- Source data -

· · · · · · ·

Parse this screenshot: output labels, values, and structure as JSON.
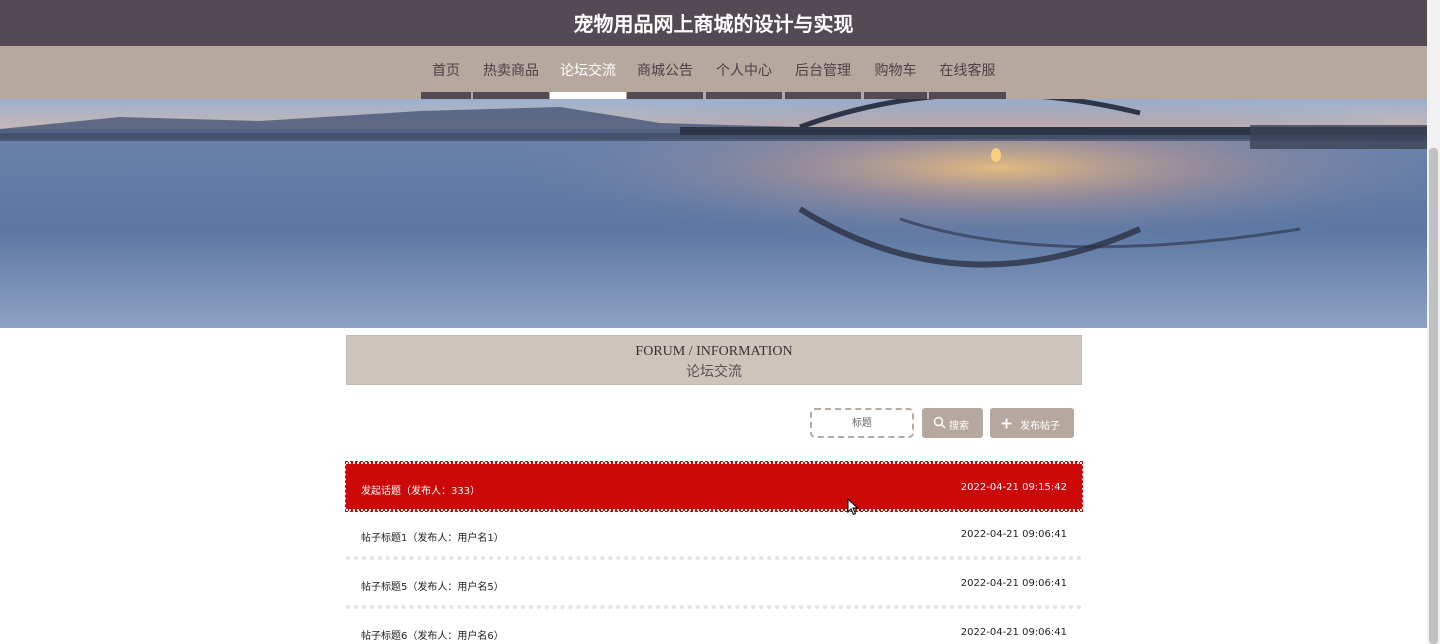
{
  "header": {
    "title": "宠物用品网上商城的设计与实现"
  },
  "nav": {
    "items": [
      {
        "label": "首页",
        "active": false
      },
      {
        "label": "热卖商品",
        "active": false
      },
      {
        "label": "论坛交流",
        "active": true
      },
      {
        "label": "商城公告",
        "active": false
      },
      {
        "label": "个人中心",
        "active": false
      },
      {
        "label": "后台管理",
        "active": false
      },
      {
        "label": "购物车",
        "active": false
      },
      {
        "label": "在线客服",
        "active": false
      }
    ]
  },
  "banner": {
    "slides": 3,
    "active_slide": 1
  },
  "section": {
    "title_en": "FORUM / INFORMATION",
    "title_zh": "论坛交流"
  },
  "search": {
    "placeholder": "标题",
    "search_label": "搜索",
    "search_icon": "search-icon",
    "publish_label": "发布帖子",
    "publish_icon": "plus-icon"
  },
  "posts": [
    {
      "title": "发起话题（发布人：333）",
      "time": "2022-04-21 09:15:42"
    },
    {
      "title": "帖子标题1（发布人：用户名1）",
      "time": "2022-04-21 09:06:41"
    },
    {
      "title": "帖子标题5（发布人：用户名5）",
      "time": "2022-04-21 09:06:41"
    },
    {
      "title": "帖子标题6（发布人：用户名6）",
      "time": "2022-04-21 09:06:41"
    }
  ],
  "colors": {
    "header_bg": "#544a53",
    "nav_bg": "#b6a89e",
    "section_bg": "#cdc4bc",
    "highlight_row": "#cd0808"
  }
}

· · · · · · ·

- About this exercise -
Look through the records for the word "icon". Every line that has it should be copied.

- Task answer -
    "search_icon": "search-icon",
    "publish_icon": "plus-icon"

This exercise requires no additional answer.